Gorge Road bike lane improvements start Monday as eight-year project nears completion

Gorge Road bike lane improvements start Monday as eight-year project nears completion

Bike lane infrastructure improvements start Monday along Gorge Road as part of a cycling plan dating back to 2016.

“It’s pretty amazing to see,” said cycling advocate Corey Burger.

In 2016, Victoria council voted on its All Ages and Abilities Cycling Plan (AAA) to connect at least 95 per cent of the municipality to at least one of its bike routes within 500 metres. More than a dozen streets have had their bike infrastructure improved since, totalling a distance of more than 30 kilometres.

“My route to work, you know, I live in Esquimalt, riding downtown is almost all unprotected bike lanes or trails now. Between the CRD and the city, there’s just this amazing connection happening across the region,” said Burger

Gorge Road, between Government Street and Harriet Road, is next on the list to be improved. New protected bike lanes, crosswalks, and signals will be installed.

Pandora Street East is also left to be completed.

“The change is coming, the change has arrived in some areas,” said Burger.


Tens of millions of dollars have gone into the large infrastructure overhaul, while it has helped the city self-proclaim itself as the country’s cycling capital for the second time, it has garnered criticism from business owners.

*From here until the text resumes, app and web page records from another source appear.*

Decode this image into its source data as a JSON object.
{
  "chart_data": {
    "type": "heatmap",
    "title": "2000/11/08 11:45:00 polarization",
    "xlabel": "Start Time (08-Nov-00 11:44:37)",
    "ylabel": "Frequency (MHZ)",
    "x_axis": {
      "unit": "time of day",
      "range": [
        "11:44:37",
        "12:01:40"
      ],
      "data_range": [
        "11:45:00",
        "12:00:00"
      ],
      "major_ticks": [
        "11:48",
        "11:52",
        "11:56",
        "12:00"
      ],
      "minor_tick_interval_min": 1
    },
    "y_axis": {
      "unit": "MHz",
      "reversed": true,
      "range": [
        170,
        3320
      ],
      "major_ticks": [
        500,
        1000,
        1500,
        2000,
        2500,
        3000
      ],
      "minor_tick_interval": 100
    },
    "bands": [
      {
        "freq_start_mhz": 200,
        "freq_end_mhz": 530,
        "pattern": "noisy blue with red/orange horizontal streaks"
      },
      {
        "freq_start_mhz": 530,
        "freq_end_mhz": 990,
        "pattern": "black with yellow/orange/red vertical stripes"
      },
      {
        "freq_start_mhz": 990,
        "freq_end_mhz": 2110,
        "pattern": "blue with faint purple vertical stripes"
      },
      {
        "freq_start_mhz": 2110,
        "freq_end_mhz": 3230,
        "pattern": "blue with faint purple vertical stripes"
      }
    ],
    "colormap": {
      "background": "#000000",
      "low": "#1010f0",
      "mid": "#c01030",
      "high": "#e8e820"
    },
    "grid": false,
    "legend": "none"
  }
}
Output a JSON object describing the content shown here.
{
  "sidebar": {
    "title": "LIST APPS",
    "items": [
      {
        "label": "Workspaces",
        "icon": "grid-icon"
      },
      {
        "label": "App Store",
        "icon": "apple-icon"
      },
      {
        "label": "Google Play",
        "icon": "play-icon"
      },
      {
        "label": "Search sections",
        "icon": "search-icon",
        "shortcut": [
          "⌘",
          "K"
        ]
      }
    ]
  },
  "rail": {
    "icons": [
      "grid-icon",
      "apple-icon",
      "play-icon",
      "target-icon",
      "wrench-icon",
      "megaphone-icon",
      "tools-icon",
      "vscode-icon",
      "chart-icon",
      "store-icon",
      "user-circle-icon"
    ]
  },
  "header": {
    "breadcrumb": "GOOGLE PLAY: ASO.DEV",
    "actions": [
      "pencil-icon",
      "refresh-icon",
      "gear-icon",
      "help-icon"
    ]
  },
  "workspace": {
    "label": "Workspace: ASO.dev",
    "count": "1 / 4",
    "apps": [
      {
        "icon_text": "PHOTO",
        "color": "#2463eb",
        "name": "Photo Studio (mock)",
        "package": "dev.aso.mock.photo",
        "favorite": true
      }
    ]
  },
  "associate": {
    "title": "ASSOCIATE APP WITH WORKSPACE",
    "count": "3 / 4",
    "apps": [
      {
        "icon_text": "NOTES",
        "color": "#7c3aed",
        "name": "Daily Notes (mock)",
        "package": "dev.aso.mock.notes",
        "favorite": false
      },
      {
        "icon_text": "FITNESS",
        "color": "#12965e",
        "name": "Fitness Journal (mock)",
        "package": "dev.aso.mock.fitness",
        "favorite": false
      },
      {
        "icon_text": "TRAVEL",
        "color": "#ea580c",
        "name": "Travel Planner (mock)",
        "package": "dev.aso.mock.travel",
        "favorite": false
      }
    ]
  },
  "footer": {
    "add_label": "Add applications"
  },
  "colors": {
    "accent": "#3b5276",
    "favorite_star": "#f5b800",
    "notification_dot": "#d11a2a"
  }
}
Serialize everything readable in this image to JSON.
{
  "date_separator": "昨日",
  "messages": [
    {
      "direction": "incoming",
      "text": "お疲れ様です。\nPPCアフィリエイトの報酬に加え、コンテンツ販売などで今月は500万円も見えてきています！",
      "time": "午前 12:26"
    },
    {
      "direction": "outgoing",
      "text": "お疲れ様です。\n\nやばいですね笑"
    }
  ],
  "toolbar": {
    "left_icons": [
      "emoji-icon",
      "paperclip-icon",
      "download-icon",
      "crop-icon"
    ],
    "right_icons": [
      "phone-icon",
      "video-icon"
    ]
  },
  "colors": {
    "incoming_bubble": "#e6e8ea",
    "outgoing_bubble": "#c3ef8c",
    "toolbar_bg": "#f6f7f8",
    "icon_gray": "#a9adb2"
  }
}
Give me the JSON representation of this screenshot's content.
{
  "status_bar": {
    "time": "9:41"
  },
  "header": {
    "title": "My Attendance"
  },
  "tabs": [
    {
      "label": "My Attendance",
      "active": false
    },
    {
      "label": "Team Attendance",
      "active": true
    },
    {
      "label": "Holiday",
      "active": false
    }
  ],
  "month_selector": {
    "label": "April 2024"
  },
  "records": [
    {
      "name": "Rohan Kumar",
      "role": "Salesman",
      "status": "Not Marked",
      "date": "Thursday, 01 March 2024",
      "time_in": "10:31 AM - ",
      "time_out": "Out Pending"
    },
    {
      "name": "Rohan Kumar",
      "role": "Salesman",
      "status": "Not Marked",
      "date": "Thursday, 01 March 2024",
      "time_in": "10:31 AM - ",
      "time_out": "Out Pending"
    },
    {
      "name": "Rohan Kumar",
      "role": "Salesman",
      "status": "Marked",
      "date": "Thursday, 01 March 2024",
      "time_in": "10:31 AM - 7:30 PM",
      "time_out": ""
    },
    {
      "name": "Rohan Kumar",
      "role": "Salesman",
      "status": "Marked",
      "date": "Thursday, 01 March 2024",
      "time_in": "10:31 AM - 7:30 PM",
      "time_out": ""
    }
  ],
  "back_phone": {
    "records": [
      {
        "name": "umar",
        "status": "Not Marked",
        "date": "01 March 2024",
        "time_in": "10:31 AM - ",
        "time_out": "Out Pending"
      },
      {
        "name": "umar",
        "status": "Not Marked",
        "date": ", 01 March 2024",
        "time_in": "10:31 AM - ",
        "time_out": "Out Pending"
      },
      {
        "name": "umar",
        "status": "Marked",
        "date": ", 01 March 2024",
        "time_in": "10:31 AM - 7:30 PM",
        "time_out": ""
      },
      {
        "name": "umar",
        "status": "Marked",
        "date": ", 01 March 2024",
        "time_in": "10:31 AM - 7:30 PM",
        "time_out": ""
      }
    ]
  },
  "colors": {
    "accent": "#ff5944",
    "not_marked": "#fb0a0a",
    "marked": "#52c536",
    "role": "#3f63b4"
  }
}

“They’re taking away all the parking in front of my store, which is a lot of locals just stop by quickly to have a look at what’s going on in here, that’s going to be taken away and they’re not going to be able to get to me easily,” said Catawampus Fudge and Funk owner Tammy Flynn in an interview in 2017.

Now, seven years since the protected bike lanes were added in front of her Wharf Street business, Flynn still wishes she could go back to when she had parking spaces.

“On a daily basis I have people come in saying that they don’t come downtown, rarely anymore, due to the fact that they can’t find a parking space,” she said Saturday.

Flynn says she’s lost customers because of the changes, citing that much of her clientele are older and don’t cycle due to health issues.

The infrastructure changes have also affected emergency services, according to her. In the past, she’s seen first responders struggle to drive down Wharf Street in an emergency because vehicles have less space to pull over.

“You get an ambulance and fire truck and police that are all stuck behind each other because there’s nowhere for the cars to pull over to let them through,” said Flynn.

Burger says these improvements are meant to change the way people travel.

“People want to ride on these major roads where the destinations like those businesses are,” said Burger.

Construction on Gorge Road begins Monday and is expected to be completed by next spring.

Oli HerreraOli Herrera

Recent Stories

Send us your news tips and videos!